burning questions with the queen of uncluttering, erin doland
Erin Rooney Doland always impresses me. She’s A+ organized, but not chilly ‘n uptight about it. She’s a ruthless time manager, but always has time to help.
She hangs with Quakers and speaks to the high-powered women’s groups. And she’s smart, really smart.
She is: Editor-In-Chief of the uber popular Unclutterer.com, a Real Simple.com columnist, and a mama to a new baby and a new book: Unclutter Your Life in One Week: A 7-Day Plan to Organize Your Home, Your Office, and Your Life, with a foreword by David Allen and a glowing endorsement from my (other) favourite organizer, Peter Walsh.
Erin Doland’s motto: simplicity is revolutionary. Clear the clutter so you can pursue what you love the most.
1. What do you know the most about?
When I was five, I got it in my head that to get your driver’s license you had to fill in every street name on a map of the town where you do most of your driving. It wasn’t until I was 13 that I discovered driver’s license tests have nothing to do with memorizing street names. But, every time I rode in a car for eight years of my life, I would repeat, study, and store to memory all the street names that passed me by in Topeka, Kansas. Unfortunately — or maybe fortunately — I’ve never been able to rid myself of this habit. To this day, you can name two addresses in my hometown and I can give you perfect turn-by-turn directions between them. The same is true for every town where I’ve lived, and pretty much any place I’ve visited. Honestly, if I’ve looked at a map of a place I haven’t even visited, I’m pretty decent at giving directions. I don’t get lost. My husband calls me his “little GPS.” While other people’s brains are filled with valuable scientific proofs and theories of the universe, my noggin is stuffed with street names.
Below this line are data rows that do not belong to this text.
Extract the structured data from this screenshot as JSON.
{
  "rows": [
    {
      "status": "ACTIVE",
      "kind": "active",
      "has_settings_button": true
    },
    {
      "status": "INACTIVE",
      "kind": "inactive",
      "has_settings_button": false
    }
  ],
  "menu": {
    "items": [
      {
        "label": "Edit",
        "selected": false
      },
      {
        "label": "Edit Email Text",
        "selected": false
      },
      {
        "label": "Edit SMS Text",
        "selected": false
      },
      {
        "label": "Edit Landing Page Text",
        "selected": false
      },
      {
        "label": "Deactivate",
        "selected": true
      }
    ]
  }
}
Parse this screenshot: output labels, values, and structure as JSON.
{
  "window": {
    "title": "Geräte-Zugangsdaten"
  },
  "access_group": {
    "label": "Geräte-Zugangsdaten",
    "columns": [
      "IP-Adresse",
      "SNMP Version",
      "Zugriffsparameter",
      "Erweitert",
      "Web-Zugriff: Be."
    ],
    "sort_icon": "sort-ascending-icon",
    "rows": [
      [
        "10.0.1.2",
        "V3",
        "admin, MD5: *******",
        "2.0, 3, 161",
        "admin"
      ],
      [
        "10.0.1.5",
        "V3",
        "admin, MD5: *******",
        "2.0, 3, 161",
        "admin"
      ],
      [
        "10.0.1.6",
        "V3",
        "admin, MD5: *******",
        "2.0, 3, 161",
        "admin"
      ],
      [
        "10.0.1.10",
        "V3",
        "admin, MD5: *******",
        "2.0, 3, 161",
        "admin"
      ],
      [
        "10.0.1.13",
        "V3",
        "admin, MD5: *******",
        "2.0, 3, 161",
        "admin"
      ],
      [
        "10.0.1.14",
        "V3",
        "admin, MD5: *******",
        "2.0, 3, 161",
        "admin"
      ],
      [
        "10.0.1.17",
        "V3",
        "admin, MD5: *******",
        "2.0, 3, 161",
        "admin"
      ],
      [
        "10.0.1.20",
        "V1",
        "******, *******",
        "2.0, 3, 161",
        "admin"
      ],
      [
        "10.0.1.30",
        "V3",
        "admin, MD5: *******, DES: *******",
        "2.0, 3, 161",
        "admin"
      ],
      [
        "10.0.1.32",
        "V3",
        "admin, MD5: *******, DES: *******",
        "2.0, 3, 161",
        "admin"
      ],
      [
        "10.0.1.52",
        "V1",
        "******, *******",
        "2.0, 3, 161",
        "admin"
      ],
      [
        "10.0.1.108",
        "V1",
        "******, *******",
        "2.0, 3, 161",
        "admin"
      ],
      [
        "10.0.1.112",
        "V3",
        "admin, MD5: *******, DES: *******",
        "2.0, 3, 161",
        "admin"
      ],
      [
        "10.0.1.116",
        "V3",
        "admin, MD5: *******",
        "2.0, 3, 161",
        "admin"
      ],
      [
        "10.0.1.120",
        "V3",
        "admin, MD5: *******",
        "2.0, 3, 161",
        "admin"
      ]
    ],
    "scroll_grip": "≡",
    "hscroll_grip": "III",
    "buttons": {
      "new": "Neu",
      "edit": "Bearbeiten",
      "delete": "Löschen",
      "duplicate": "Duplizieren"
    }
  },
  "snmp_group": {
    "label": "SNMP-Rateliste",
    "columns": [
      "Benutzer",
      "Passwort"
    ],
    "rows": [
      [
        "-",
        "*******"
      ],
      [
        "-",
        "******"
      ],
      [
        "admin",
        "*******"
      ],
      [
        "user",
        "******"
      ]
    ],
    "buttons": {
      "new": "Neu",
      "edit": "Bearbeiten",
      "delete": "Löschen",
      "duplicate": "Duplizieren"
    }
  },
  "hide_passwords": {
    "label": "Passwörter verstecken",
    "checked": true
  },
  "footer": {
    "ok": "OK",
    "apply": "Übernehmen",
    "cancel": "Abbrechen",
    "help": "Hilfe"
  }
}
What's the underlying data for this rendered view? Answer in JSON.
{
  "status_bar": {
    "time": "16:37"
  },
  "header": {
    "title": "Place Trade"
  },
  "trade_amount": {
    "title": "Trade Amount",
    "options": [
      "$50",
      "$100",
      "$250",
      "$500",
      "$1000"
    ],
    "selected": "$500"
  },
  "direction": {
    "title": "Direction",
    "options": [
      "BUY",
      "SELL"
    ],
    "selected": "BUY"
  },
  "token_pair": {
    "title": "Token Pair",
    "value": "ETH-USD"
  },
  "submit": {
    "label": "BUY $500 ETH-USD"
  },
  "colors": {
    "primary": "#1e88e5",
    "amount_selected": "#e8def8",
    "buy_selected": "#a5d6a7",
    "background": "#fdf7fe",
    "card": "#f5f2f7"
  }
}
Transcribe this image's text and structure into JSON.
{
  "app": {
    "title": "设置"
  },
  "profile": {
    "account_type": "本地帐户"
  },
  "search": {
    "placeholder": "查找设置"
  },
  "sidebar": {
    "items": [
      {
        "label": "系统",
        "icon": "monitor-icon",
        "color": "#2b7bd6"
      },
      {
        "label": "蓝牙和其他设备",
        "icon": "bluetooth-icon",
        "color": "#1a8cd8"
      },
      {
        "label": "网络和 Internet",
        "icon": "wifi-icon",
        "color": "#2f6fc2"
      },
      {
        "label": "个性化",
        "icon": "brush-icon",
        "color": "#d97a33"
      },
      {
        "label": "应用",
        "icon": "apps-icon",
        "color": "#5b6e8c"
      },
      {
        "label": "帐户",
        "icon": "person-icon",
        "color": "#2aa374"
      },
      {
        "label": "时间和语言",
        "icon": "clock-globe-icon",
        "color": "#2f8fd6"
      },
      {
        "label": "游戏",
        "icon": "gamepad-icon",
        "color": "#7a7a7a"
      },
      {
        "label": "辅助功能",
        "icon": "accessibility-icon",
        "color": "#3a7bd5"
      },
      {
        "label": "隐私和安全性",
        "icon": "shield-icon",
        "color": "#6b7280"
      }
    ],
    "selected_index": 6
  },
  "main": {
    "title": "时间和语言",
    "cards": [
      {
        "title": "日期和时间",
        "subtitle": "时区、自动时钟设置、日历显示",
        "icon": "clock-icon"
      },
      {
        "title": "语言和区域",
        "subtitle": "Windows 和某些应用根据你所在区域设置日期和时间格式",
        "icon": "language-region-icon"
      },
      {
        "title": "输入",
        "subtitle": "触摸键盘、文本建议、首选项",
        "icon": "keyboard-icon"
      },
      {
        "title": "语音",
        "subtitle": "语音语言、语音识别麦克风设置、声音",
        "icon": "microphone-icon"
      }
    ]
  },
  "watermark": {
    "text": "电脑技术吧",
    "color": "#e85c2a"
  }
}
2. Inspiration flashback: When is the last time you thought, “Yes! That person has so got it going on!”?
I think this way about those I choose to spend time with. The vast majority of people in my life inspire me on a daily basis. Their energy is contagious. I try to avoid toxic and negative people at all costs. I don’t mean that I abandon my friends when they’re going through a rough patch — in fact, this is when I try my hardest to pay my friends back for all they times they have been there to support and inspire me. I’m talking about avoiding people who believe that there is a limited supply of happiness and success in the world. I crave joy and laughter and conversations that take me to unexpected places, so I surround myself with people who do exactly this.
3. What are you trying to discover?
I enjoy discovering the unexpected. Just today I learned that former U.S. Secretary of State Madeline Albright wore pins and broaches when she met with foreign dignitaries to convey clever, hidden meanings. She wore jeweled wasps when she wanted the other person to feel a sting, a tiny missile when she met with a Russian foreign minister, a snake pin whenever she worked with Iraqi officials — all sorts of things. I had no idea, and I find this sort of planning and subtlety to be fascinating. I even think it makes me respect her more.
4. What global policy, credo, practice, or law would you like to decree?
Most days I have trouble figuring out what is best for me and my family, so I’m glad to not have to shoulder the responsibility of governing large groups of people. I probably wouldn’t make laws if I did have that kind of power. I’d work mostly on removing them. I’d start by getting rid of laws and/or traditions that violate the inalienable rights of life, liberty, and the pursuit of happiness — such as nations that continue to turn a blind eye to slavery.
5. What question in your life has had the biggest impact?
“What would I do if I were not afraid?” It’s a quote by a woman named Martha Mangelsdorf and my personal answer was life-altering. I changed careers, became a writer, authored a book, adopted a child, and pursued even more of my dreams after I answered this question.
6. What book(s) are you always telling people to read?
Einstein’s Dreams, The Elegance of the Hedgehog, Getting Things Done, Heaney’s translation of Beowulf, anything by T.S. Elliot, Dashiell Hammett, and Haruki Murakami, and now my book.
7. I’m going to give you a word. Tell me the first thing that comes to mind when you read it… Ready? The word is: LOVELY. The first rich, stinging sip of my morning coffee.
Viva la simplicity!
Bonus reading, moi, on Unclutterer:
Choose from the heart: Clutter free and feeling fine
Ruthless Simplicity: How to ward off doing more and burning out